This my early February note to Alex:
I am following up on our exchange from last month about the three committees you have established in partnership with the City. Your December release said the committees would meet in early January and I have not seen a release about those private meetings on your sf.citi site. If the meetings took place, please let me know what was on the agenda and accomplished.
Also, I asked in previous emails about why the committee can't be open to the public and that question has not been answered. I would very much appreciate receiving an answer as part of this continuing conversation. A number of my blog readers have follow my transparency concerns regarding the December 16 meeting with Mayor Ed Lee and your committees, and they also wonder why the public can't be part of the meeting process.
I have communicated this repeatedly to you, you simply choose not to listen. We are an advocacy organization, not government, and we hold meetings with various community stakeholders to develop a road map of activities we choose to participate into help the city, be it education, encouraging companies to embrace philanthropy or defining a housing agenda that we can help support for example helping the Mayor with legislation in Sacramento to stopping Ellis Act evictions. You are being disingenuous by spreading false information about who we are and what we represent.

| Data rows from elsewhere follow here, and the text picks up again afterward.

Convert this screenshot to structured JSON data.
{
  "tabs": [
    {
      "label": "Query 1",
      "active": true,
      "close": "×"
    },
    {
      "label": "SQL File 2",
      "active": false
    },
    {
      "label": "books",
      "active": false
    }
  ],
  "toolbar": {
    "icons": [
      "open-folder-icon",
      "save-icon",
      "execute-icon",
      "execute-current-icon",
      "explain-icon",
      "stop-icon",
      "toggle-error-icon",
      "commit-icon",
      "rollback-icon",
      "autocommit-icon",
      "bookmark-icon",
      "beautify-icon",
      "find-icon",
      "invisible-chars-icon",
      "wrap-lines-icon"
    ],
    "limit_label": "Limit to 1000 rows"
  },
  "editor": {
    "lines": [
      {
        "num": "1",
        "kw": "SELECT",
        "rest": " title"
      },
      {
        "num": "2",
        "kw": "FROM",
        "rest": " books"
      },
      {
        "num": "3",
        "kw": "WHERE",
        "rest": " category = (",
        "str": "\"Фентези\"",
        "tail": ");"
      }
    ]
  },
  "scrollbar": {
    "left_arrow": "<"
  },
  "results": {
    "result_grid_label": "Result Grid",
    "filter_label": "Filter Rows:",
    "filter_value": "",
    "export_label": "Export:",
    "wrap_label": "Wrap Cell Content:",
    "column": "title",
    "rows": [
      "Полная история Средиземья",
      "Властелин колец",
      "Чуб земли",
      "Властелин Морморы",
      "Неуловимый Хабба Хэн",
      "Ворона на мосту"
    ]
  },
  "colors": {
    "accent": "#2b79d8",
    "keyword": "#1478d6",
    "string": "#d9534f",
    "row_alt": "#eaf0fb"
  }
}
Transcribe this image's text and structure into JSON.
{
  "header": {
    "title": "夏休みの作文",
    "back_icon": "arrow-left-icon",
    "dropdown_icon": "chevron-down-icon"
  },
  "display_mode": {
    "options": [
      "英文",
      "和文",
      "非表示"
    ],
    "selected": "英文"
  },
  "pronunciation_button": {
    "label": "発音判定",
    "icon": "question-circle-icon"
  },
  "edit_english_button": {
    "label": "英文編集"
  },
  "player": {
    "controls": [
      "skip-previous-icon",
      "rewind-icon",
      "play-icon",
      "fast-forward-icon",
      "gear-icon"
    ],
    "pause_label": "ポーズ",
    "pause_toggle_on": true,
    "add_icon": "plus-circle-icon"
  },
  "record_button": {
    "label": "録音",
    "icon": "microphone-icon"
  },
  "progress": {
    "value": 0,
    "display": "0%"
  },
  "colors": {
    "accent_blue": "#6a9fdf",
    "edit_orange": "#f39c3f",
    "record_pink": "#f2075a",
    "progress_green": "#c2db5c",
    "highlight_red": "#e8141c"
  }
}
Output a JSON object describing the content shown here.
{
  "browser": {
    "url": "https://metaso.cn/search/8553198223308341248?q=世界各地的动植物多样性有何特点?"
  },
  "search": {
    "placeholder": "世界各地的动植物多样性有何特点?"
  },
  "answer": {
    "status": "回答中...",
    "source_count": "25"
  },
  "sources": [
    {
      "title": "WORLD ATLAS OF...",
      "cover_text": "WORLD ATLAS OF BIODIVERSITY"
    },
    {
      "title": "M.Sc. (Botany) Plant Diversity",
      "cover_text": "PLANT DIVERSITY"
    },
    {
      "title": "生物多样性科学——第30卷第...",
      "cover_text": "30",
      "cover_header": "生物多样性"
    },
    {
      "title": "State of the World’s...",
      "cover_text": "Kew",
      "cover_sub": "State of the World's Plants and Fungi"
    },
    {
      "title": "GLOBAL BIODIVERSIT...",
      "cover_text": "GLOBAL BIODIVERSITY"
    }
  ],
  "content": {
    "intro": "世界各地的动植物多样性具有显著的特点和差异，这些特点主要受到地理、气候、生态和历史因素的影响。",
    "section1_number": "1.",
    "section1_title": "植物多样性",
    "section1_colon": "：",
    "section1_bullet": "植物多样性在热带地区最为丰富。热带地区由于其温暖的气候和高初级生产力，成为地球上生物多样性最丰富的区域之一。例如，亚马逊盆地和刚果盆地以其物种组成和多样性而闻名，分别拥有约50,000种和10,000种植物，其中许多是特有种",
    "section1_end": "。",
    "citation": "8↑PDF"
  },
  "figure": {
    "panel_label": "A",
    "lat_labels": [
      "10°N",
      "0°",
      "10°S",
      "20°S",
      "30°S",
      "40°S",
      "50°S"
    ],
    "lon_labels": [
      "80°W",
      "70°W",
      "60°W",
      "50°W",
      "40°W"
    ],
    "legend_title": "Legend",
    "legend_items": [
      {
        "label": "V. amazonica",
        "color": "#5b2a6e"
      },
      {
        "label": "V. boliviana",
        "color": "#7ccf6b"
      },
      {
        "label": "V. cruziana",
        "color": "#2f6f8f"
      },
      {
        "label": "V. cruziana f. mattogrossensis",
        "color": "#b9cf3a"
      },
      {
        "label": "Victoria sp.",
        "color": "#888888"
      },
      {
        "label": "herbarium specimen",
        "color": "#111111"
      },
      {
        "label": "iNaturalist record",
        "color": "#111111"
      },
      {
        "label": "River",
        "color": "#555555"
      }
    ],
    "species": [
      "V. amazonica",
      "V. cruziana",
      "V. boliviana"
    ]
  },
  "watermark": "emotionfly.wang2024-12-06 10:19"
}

Since Alex provided no evidence to back up his claim that I've been disingenuous regarding sf.citi, I have no idea what he's referring to. My followup note to him:

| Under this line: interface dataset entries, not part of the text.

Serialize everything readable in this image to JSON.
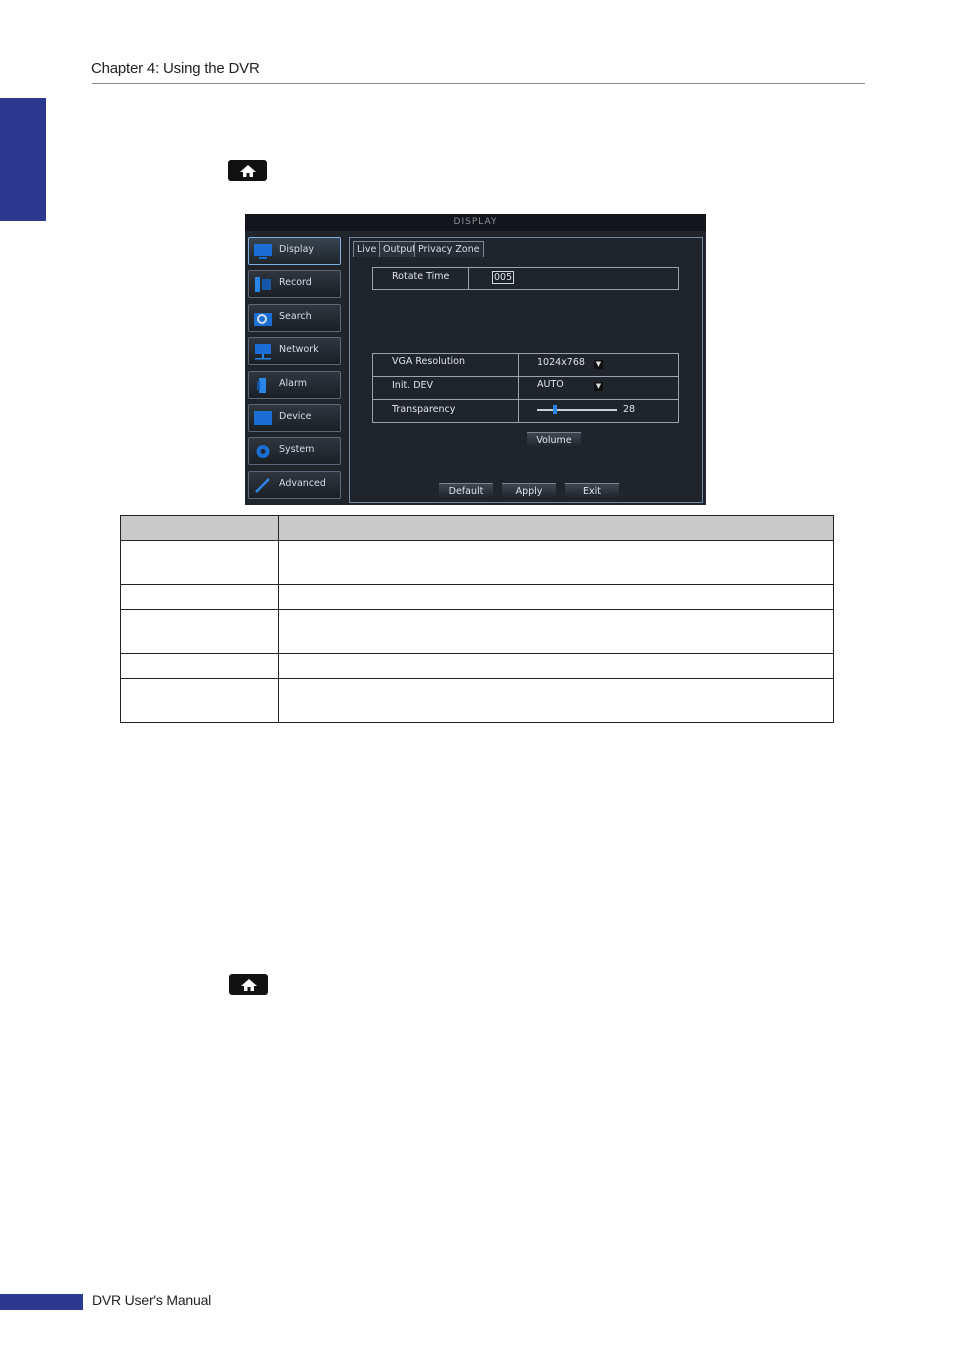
{
  "header": {
    "chapter_title": "Chapter 4: Using the DVR"
  },
  "footer": {
    "manual_title": "DVR User's Manual"
  },
  "icons": {
    "home_button_1": "home-icon",
    "home_button_2": "home-icon"
  },
  "dvr": {
    "title": "DISPLAY",
    "menu": [
      {
        "label": "Display",
        "icon": "display-icon"
      },
      {
        "label": "Record",
        "icon": "record-icon"
      },
      {
        "label": "Search",
        "icon": "search-icon"
      },
      {
        "label": "Network",
        "icon": "network-icon"
      },
      {
        "label": "Alarm",
        "icon": "alarm-icon"
      },
      {
        "label": "Device",
        "icon": "device-icon"
      },
      {
        "label": "System",
        "icon": "gear-icon"
      },
      {
        "label": "Advanced",
        "icon": "wrench-icon"
      }
    ],
    "tabs": [
      "Live",
      "Output",
      "Privacy Zone"
    ],
    "active_tab": "Output",
    "rotate_time": {
      "label": "Rotate Time",
      "value": "005"
    },
    "vga_resolution": {
      "label": "VGA Resolution",
      "value": "1024x768"
    },
    "init_dev": {
      "label": "Init. DEV",
      "value": "AUTO"
    },
    "transparency": {
      "label": "Transparency",
      "value": 28,
      "value_text": "28"
    },
    "buttons": {
      "volume": "Volume",
      "default": "Default",
      "apply": "Apply",
      "exit": "Exit"
    }
  },
  "table": {
    "header": [
      "",
      ""
    ],
    "rows": [
      [
        "",
        ""
      ],
      [
        "",
        ""
      ],
      [
        "",
        ""
      ],
      [
        "",
        ""
      ],
      [
        "",
        ""
      ]
    ]
  }
}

I have not been disingenuous at all. Just trying to get answers from a group that has tremendous influence over public policy. You have chosen not to address my outstanding question of why the sf.citi committees are not open to the public and you expect me and others to just accept the decisions your making and ideas you're pushing at City Hall. One of the reasons why there is so much anger from regular folks at Big Tech and their PR agents like you, not to mention the justifiable demonizing and blockading of Google buses and support among those facing eviction and all, is because we don't have a seat at your table.

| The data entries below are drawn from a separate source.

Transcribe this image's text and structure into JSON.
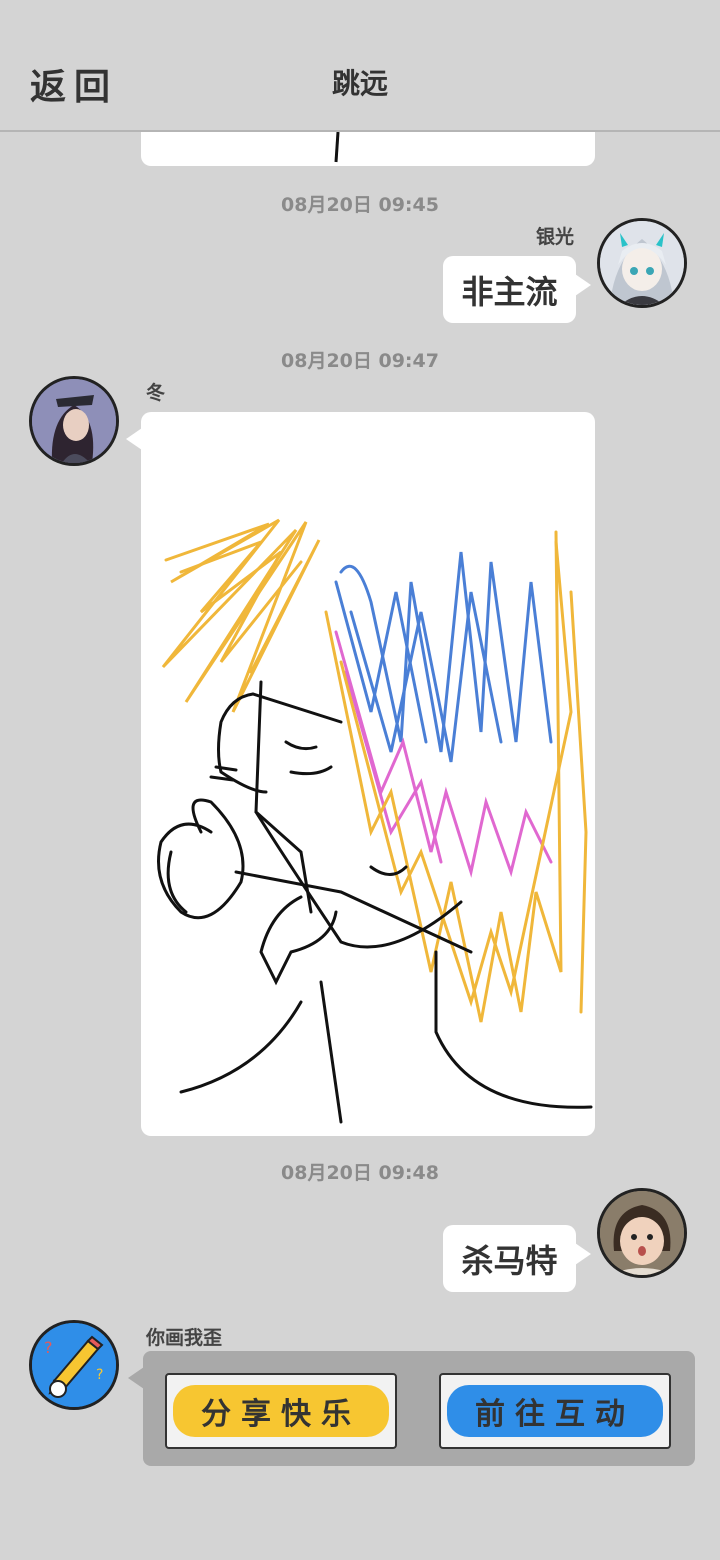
{
  "header": {
    "back_label": "返回",
    "title": "跳远"
  },
  "messages": [
    {
      "time": "08月20日  09:45",
      "sender": "银光",
      "text": "非主流"
    },
    {
      "time": "08月20日  09:47",
      "sender": "冬"
    },
    {
      "time": "08月20日  09:48",
      "text": "杀马特"
    }
  ],
  "app_card": {
    "sender": "你画我歪",
    "share_label": "分享快乐",
    "goto_label": "前往互动"
  },
  "colors": {
    "background": "#d4d4d4",
    "bubble": "#ffffff",
    "share_button": "#f7c631",
    "goto_button": "#2f8ee8"
  }
}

That brought forth this reply from Alex:
I am glad to share with you what we are working on Michael. It is meaningful and substantive and we are working with reputable partners like the YMCA, Boys and Girls Club, Black Girls Code, Girls Who Code, SFUSD, and San Francisco State University to build a model of a local jobs pipeline which will connect under served, historically disconnected students to training, mentorship and opportunities for future employment. There are plenty of seats of the table Michael, we are working with entities who share an approach of working within and for the community.
Still no answers about the January meetings they were supposed to hold and what was on the agenda, nothing regarding the question about why the public can't be allowed to engage with sf.citi's committees that are creating public policy, I said back to Alex. The engagement with those institutions is window-dressing and while laudable, are a distraction from the policy committees established with Mayor Lee, the Board of Supervisors and various department heads.
What happened at Ron Conway's public policy meetings with City officials and others in January?